[Component data from apps and pages]
________________________

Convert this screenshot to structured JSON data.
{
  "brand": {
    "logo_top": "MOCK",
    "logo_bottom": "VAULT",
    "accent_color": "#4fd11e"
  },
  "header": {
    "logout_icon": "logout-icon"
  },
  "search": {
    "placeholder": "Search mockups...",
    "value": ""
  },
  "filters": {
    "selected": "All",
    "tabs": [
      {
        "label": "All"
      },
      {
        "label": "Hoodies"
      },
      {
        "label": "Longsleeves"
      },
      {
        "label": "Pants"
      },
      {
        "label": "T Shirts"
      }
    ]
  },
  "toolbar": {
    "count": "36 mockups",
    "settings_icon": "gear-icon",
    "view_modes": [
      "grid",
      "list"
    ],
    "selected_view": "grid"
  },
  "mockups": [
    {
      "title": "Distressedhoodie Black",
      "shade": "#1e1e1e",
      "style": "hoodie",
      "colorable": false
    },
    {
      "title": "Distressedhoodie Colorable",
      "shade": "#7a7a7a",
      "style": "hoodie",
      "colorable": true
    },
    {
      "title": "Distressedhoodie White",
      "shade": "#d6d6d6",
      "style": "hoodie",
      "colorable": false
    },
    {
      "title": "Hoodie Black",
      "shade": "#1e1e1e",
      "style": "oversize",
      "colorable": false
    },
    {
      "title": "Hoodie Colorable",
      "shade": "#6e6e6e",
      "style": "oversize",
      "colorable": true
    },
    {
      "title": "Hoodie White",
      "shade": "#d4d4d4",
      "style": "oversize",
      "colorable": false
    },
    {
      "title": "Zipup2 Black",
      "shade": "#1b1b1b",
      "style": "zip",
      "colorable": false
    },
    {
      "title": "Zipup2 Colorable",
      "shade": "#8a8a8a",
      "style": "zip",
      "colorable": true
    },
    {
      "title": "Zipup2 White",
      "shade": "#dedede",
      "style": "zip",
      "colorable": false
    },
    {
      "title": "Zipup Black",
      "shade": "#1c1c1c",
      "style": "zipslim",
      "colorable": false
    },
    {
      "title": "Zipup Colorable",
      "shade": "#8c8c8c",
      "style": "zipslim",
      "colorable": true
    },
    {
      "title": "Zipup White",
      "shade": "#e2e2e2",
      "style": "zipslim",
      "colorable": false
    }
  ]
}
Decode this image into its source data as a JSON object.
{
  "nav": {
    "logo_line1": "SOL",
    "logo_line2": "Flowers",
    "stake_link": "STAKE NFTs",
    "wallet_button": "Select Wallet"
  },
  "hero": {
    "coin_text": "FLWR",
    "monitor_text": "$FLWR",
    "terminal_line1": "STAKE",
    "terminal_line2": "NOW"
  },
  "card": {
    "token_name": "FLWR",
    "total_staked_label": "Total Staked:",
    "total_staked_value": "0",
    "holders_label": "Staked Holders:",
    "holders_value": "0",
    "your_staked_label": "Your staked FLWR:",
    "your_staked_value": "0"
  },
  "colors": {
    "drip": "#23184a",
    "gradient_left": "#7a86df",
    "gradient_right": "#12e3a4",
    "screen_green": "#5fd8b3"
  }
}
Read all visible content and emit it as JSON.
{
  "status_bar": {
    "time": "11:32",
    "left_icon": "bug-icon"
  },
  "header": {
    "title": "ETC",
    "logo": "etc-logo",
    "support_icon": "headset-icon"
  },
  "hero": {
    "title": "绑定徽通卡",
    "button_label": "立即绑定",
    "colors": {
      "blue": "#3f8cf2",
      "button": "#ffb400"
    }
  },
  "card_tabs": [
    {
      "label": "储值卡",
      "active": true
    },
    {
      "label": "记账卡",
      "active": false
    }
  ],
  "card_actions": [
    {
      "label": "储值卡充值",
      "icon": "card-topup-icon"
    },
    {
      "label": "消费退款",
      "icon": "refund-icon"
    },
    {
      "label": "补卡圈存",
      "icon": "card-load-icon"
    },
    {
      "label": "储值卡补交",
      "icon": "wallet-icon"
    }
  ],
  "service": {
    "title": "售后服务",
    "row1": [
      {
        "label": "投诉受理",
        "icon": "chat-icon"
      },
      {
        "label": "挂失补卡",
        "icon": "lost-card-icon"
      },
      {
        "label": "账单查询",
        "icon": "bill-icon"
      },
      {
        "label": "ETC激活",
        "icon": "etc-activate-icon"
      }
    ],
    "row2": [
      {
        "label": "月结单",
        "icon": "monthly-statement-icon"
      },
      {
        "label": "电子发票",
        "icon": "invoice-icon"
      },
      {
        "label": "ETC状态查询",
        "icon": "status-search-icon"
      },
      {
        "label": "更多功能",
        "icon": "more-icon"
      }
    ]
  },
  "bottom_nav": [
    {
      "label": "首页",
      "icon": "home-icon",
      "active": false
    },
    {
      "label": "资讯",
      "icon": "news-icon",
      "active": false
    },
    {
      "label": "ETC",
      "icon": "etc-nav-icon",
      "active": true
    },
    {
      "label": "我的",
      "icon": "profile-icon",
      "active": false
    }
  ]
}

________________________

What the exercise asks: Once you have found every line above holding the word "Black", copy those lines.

Written reply:
      "title": "Distressedhoodie Black",
      "title": "Hoodie Black",
      "title": "Zipup2 Black",
      "title": "Zipup Black",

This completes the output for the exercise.